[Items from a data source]
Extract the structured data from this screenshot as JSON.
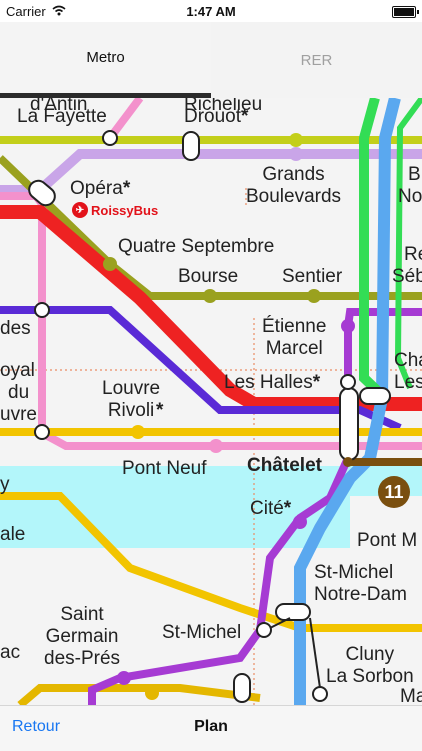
{
  "status_bar": {
    "carrier": "Carrier",
    "time": "1:47 AM"
  },
  "tabs": [
    {
      "label": "Metro",
      "selected": true
    },
    {
      "label": "RER",
      "selected": false
    }
  ],
  "map": {
    "stations": {
      "la_fayette": "La Fayette",
      "drouot": "Drouot",
      "opera": "Opéra",
      "roissybus": "RoissyBus",
      "grands_boulevards": "Grands\nBoulevards",
      "quatre_septembre": "Quatre Septembre",
      "bourse": "Bourse",
      "sentier": "Sentier",
      "etienne_marcel": "Étienne\nMarcel",
      "les_halles": "Les Halles",
      "louvre_rivoli": "Louvre\nRivoli",
      "pont_neuf": "Pont Neuf",
      "chatelet": "Châtelet",
      "cite": "Cité",
      "saint_germain": "Saint\nGermain\ndes-Prés",
      "st_michel": "St-Michel",
      "st_michel_nd": "St-Michel\nNotre-Dam",
      "cluny": "Cluny\nLa Sorbon",
      "pont_m": "Pont M"
    },
    "partial_labels": {
      "antin": "d'Antin",
      "richelieu": "Richelieu",
      "des": "des",
      "oyal": "oyal",
      "du": "du",
      "uvre": "uvre",
      "y": "y",
      "ale": "ale",
      "ac": "ac",
      "b_top": "B",
      "no": "No",
      "re": "Re",
      "seb": "Séb",
      "cha": "Cha",
      "les_right": "Les",
      "ma": "Ma"
    },
    "line_badge": "11",
    "star": "*",
    "colors": {
      "line1": "#f2c400",
      "line3": "#9aa11f",
      "line4": "#a63bd3",
      "line7": "#f391cc",
      "line8": "#c9a5e8",
      "line9": "#c3cf1a",
      "line11": "#7a4f0f",
      "line14": "#5a2ad6",
      "lineB": "#5aa8ef",
      "lineA": "#ee2222",
      "seine": "#b3f6fa"
    }
  },
  "toolbar": {
    "back_label": "Retour",
    "title": "Plan"
  }
}
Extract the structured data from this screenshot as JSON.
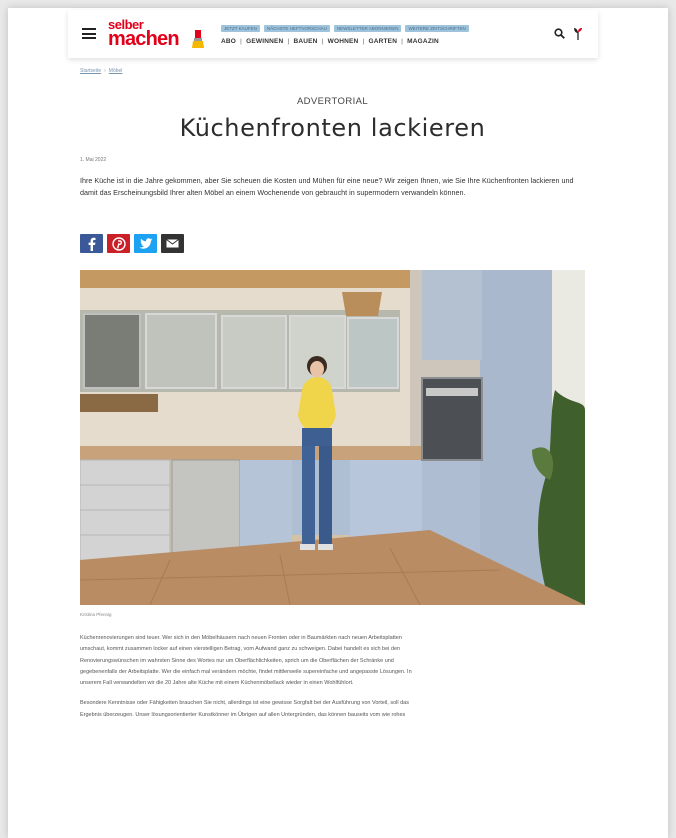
{
  "header": {
    "logo_top": "selber",
    "logo_main": "machen",
    "promo_tags": [
      "JETZT KAUFEN",
      "NÄCHSTE HEFTVORSCHAU",
      "NEWSLETTER ABONNIEREN",
      "WEITERE ZEITSCHRIFTEN"
    ],
    "nav": [
      "ABO",
      "GEWINNEN",
      "BAUEN",
      "WOHNEN",
      "GARTEN",
      "MAGAZIN"
    ]
  },
  "breadcrumb": [
    "Startseite",
    "Möbel"
  ],
  "article": {
    "kicker": "ADVERTORIAL",
    "title": "Küchenfronten lackieren",
    "date": "1. Mai 2022",
    "intro": "Ihre Küche ist in die Jahre gekommen, aber Sie scheuen die Kosten und Mühen für eine neue? Wir zeigen Ihnen, wie Sie Ihre Küchenfronten lackieren und damit das Erscheinungsbild Ihrer alten Möbel an einem Wochenende von gebraucht in supermodern verwandeln können.",
    "image_credit": "Kristina Pfennig",
    "paragraph_1": "Küchenrenovierungen sind teuer. Wer sich in den Möbelhäusern nach neuen Fronten oder in Baumärkten nach neuen Arbeitsplatten umschaut, kommt zusammen locker auf einen vierstelligen Betrag, vom Aufwand ganz zu schweigen. Dabei handelt es sich bei den Renovierungswünschen im wahrsten Sinne des Wortes nur um Oberflächlichkeiten, sprich um die Oberflächen der Schränke und gegebenenfalls der Arbeitsplatte. Wer die einfach mal verändern möchte, findet mittlerweile supereinfache und angepasste Lösungen. In unserem Fall verwandelten wir die 20 Jahre alte Küche mit einem Küchenmöbellack wieder in einen Wohlfühlort.",
    "paragraph_2": "Besondere Kenntnisse oder Fähigkeiten brauchen Sie nicht, allerdings ist eine gewisse Sorgfalt bei der Ausführung von Vorteil, soll das Ergebnis überzeugen. Unser lösungsorientierter Kunstkönner im Übrigen auf allen Untergründen, das können bauseits vom wie rohes"
  },
  "share": {
    "facebook_color": "#3b5998",
    "pinterest_color": "#cb2027",
    "twitter_color": "#1da1f2",
    "email_color": "#333333"
  },
  "colors": {
    "brand_red": "#e2001a",
    "promo_blue": "#9ec3dd"
  }
}
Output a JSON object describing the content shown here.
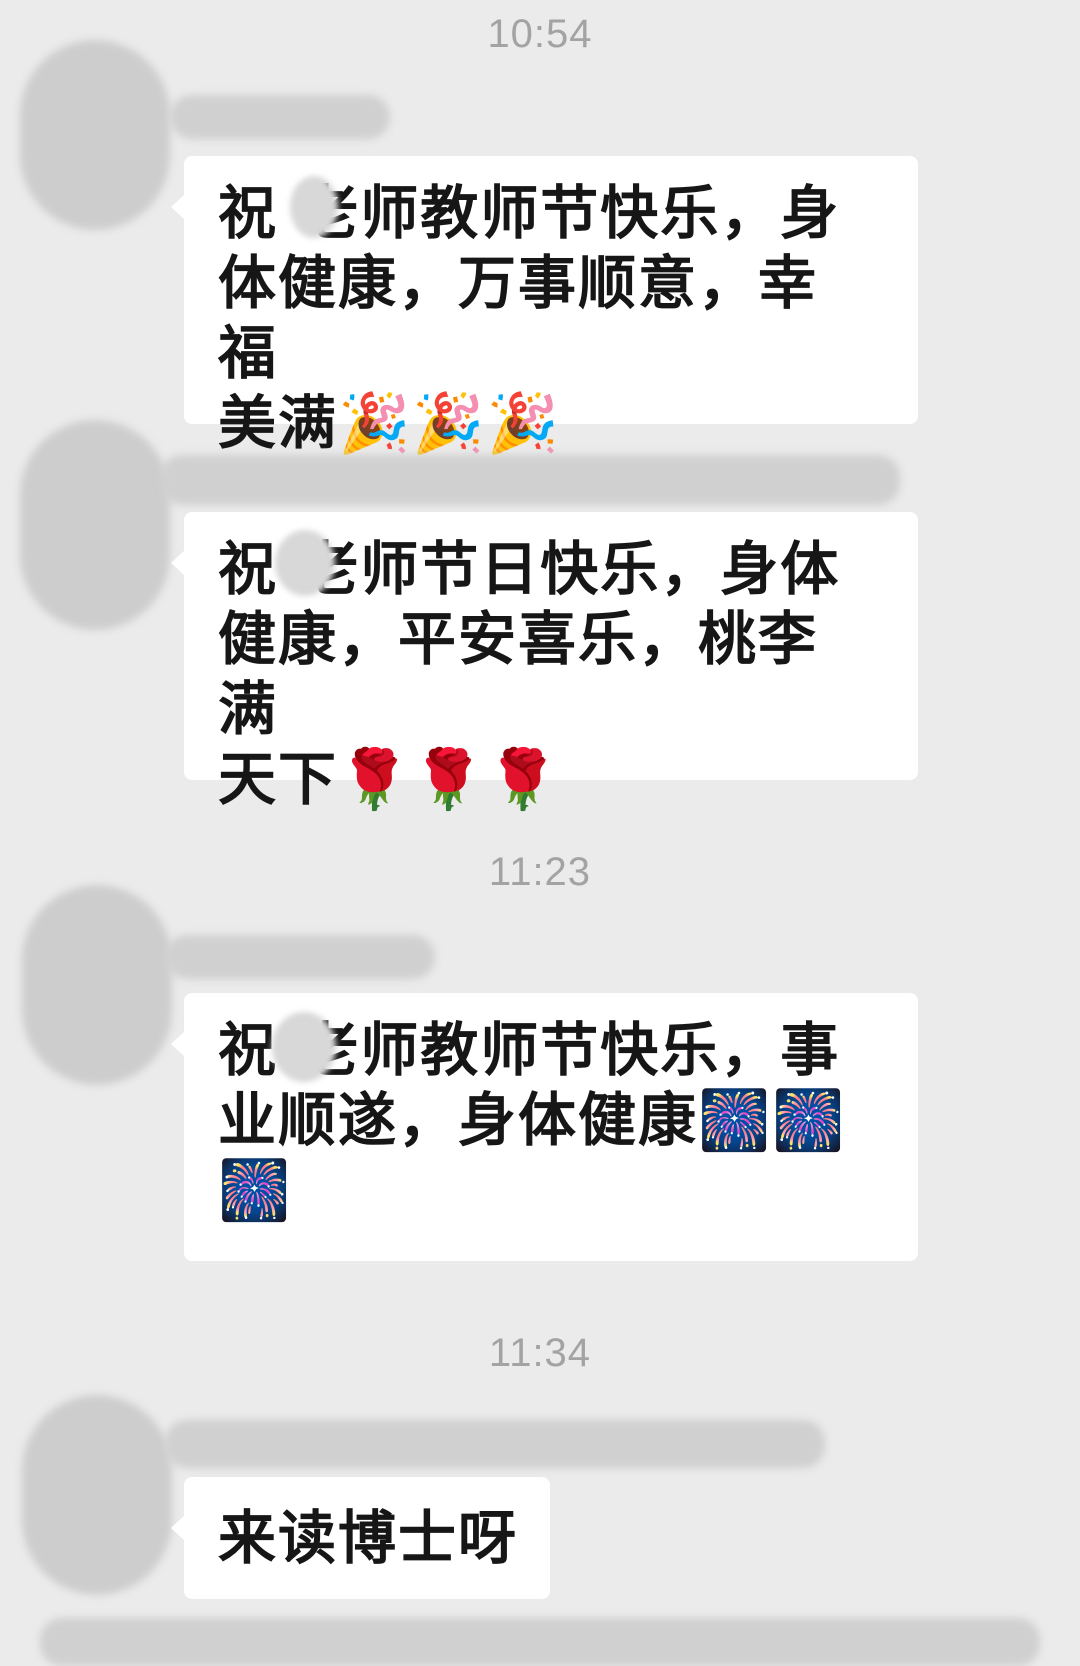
{
  "timestamps": [
    "10:54",
    "11:23",
    "11:34"
  ],
  "messages": [
    {
      "text": "祝老师教师节快乐，身体健康，万事顺意，幸福美满",
      "line1": "祝 老师教师节快乐，身",
      "line2": "体健康，万事顺意，幸福",
      "line3": "美满",
      "emoji": "🎉🎉🎉"
    },
    {
      "text": "祝老师节日快乐，身体健康，平安喜乐，桃李满天下",
      "line1": "祝 老师节日快乐，身体",
      "line2": "健康，平安喜乐，桃李满",
      "line3": "天下",
      "emoji": "🌹🌹🌹"
    },
    {
      "text": "祝老师教师节快乐，事业顺遂，身体健康",
      "line1": "祝 老师教师节快乐，事",
      "line2": "业顺遂，身体健康",
      "line2_emoji": "🎆🎆",
      "line3_emoji": "🎆"
    },
    {
      "text": "来读博士呀"
    }
  ]
}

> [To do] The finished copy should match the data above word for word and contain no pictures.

> [Solution]
Extract the structured data from this screenshot as JSON.
{
  "status_bar": {
    "carrier": "Carrier",
    "time": "1:47 AM"
  },
  "tabs": [
    {
      "label": "Metro",
      "selected": true
    },
    {
      "label": "RER",
      "selected": false
    }
  ],
  "map": {
    "stations": {
      "la_fayette": "La Fayette",
      "drouot": "Drouot",
      "opera": "Opéra",
      "roissybus": "RoissyBus",
      "grands_boulevards": "Grands\nBoulevards",
      "quatre_septembre": "Quatre Septembre",
      "bourse": "Bourse",
      "sentier": "Sentier",
      "etienne_marcel": "Étienne\nMarcel",
      "les_halles": "Les Halles",
      "louvre_rivoli": "Louvre\nRivoli",
      "pont_neuf": "Pont Neuf",
      "chatelet": "Châtelet",
      "cite": "Cité",
      "saint_germain": "Saint\nGermain\ndes-Prés",
      "st_michel": "St-Michel",
      "st_michel_nd": "St-Michel\nNotre-Dam",
      "cluny": "Cluny\nLa Sorbon",
      "pont_m": "Pont M"
    },
    "partial_labels": {
      "antin": "d'Antin",
      "richelieu": "Richelieu",
      "des": "des",
      "oyal": "oyal",
      "du": "du",
      "uvre": "uvre",
      "y": "y",
      "ale": "ale",
      "ac": "ac",
      "b_top": "B",
      "no": "No",
      "re": "Re",
      "seb": "Séb",
      "cha": "Cha",
      "les_right": "Les",
      "ma": "Ma"
    },
    "line_badge": "11",
    "star": "*",
    "colors": {
      "line1": "#f2c400",
      "line3": "#9aa11f",
      "line4": "#a63bd3",
      "line7": "#f391cc",
      "line8": "#c9a5e8",
      "line9": "#c3cf1a",
      "line11": "#7a4f0f",
      "line14": "#5a2ad6",
      "lineB": "#5aa8ef",
      "lineA": "#ee2222",
      "seine": "#b3f6fa"
    }
  },
  "toolbar": {
    "back_label": "Retour",
    "title": "Plan"
  }
}
Extract the structured data from this screenshot as JSON.
{
  "header": {
    "logo_top": "selber",
    "logo_main": "machen",
    "promo_tags": [
      "JETZT KAUFEN",
      "NÄCHSTE HEFTVORSCHAU",
      "NEWSLETTER ABONNIEREN",
      "WEITERE ZEITSCHRIFTEN"
    ],
    "nav": [
      "ABO",
      "GEWINNEN",
      "BAUEN",
      "WOHNEN",
      "GARTEN",
      "MAGAZIN"
    ]
  },
  "breadcrumb": [
    "Startseite",
    "Möbel"
  ],
  "article": {
    "kicker": "ADVERTORIAL",
    "title": "Küchenfronten lackieren",
    "date": "1. Mai 2022",
    "intro": "Ihre Küche ist in die Jahre gekommen, aber Sie scheuen die Kosten und Mühen für eine neue? Wir zeigen Ihnen, wie Sie Ihre Küchenfronten lackieren und damit das Erscheinungsbild Ihrer alten Möbel an einem Wochenende von gebraucht in supermodern verwandeln können.",
    "image_credit": "Kristina Pfennig",
    "paragraph_1": "Küchenrenovierungen sind teuer. Wer sich in den Möbelhäusern nach neuen Fronten oder in Baumärkten nach neuen Arbeitsplatten umschaut, kommt zusammen locker auf einen vierstelligen Betrag, vom Aufwand ganz zu schweigen. Dabei handelt es sich bei den Renovierungswünschen im wahrsten Sinne des Wortes nur um Oberflächlichkeiten, sprich um die Oberflächen der Schränke und gegebenenfalls der Arbeitsplatte. Wer die einfach mal verändern möchte, findet mittlerweile supereinfache und angepasste Lösungen. In unserem Fall verwandelten wir die 20 Jahre alte Küche mit einem Küchenmöbellack wieder in einen Wohlfühlort.",
    "paragraph_2": "Besondere Kenntnisse oder Fähigkeiten brauchen Sie nicht, allerdings ist eine gewisse Sorgfalt bei der Ausführung von Vorteil, soll das Ergebnis überzeugen. Unser lösungsorientierter Kunstkönner im Übrigen auf allen Untergründen, das können bauseits vom wie rohes"
  },
  "share": {
    "facebook_color": "#3b5998",
    "pinterest_color": "#cb2027",
    "twitter_color": "#1da1f2",
    "email_color": "#333333"
  },
  "colors": {
    "brand_red": "#e2001a",
    "promo_blue": "#9ec3dd"
  }
}
Output a JSON object describing the content shown here.
{
  "timestamps": [
    "10:54",
    "11:23",
    "11:34"
  ],
  "messages": [
    {
      "text": "祝老师教师节快乐，身体健康，万事顺意，幸福美满",
      "line1": "祝 老师教师节快乐，身",
      "line2": "体健康，万事顺意，幸福",
      "line3": "美满",
      "emoji": "🎉🎉🎉"
    },
    {
      "text": "祝老师节日快乐，身体健康，平安喜乐，桃李满天下",
      "line1": "祝 老师节日快乐，身体",
      "line2": "健康，平安喜乐，桃李满",
      "line3": "天下",
      "emoji": "🌹🌹🌹"
    },
    {
      "text": "祝老师教师节快乐，事业顺遂，身体健康",
      "line1": "祝 老师教师节快乐，事",
      "line2": "业顺遂，身体健康",
      "line2_emoji": "🎆🎆",
      "line3_emoji": "🎆"
    },
    {
      "text": "来读博士呀"
    }
  ]
}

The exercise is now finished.